┌─ INPUT DATA
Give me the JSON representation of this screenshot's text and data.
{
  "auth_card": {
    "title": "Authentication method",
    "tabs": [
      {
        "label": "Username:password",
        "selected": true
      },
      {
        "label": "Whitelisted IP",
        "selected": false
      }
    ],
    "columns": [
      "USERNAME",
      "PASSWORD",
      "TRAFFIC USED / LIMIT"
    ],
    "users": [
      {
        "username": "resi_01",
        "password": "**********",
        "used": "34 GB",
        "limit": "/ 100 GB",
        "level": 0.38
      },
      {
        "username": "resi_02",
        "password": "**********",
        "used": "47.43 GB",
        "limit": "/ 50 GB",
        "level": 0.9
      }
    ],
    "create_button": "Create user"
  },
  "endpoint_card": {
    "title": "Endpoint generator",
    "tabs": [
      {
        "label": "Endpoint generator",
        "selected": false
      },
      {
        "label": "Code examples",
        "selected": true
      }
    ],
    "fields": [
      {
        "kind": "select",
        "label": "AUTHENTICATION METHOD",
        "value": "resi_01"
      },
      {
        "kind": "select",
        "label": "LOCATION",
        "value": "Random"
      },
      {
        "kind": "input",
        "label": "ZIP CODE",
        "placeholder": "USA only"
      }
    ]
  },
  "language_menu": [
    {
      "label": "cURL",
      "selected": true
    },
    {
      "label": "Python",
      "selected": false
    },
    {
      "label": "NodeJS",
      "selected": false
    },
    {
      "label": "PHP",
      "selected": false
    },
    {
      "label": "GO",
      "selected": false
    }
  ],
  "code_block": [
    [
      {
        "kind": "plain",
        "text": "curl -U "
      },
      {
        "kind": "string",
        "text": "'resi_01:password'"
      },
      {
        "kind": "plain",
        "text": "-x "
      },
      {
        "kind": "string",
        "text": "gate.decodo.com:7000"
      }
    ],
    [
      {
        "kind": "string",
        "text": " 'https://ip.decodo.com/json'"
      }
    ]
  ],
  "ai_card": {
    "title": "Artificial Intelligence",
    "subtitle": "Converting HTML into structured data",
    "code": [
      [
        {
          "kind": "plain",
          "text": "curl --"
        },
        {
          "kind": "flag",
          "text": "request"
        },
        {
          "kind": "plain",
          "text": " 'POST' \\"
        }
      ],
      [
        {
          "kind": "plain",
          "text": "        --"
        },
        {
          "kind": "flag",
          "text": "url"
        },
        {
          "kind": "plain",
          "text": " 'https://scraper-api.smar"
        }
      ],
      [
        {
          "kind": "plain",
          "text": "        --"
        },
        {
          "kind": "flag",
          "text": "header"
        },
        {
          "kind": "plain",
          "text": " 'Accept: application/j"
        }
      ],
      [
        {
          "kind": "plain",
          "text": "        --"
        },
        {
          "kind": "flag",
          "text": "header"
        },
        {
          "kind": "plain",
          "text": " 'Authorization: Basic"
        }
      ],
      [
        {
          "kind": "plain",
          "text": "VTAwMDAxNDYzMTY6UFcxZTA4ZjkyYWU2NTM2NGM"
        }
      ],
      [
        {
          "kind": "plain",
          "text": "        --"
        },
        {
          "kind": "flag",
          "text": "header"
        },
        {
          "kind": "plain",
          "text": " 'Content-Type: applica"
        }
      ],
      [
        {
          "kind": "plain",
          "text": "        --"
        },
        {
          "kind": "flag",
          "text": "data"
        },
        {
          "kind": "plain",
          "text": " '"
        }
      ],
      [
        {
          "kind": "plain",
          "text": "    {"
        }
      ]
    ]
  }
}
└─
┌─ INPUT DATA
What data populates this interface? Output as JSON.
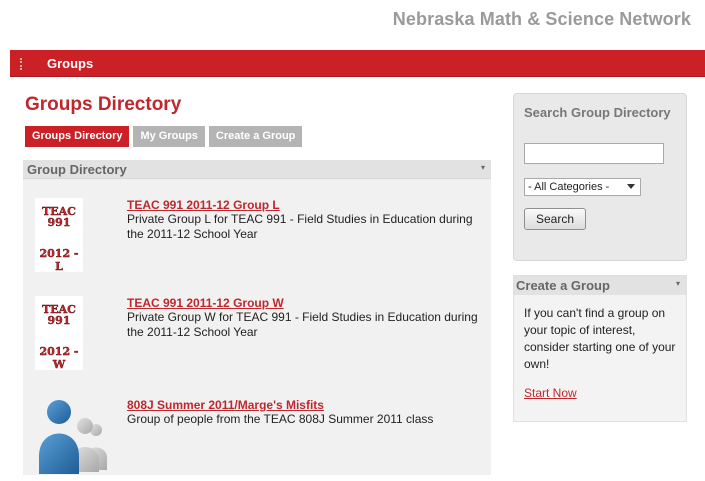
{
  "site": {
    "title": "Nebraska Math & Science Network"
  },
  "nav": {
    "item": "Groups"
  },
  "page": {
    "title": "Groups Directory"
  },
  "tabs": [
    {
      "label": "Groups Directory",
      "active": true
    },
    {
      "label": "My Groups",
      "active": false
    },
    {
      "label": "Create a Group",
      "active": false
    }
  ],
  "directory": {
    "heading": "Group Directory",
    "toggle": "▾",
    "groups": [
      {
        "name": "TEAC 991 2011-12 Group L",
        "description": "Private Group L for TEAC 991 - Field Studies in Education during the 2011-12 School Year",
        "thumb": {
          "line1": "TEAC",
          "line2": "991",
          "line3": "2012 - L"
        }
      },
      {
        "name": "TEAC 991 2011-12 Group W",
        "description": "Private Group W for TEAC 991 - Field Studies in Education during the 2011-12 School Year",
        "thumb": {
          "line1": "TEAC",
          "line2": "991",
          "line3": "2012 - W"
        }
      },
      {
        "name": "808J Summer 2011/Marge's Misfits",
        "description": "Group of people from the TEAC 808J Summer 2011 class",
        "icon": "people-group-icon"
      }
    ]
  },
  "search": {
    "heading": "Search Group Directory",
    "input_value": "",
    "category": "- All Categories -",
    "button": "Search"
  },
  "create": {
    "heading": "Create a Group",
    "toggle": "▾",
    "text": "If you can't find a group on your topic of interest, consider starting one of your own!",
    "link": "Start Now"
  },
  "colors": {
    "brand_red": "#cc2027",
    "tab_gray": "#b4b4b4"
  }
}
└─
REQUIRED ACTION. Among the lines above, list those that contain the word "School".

RESULT BELOW.
        "description": "Private Group L for TEAC 991 - Field Studies in Education during the 2011-12 School Year",
        "description": "Private Group W for TEAC 991 - Field Studies in Education during the 2011-12 School Year",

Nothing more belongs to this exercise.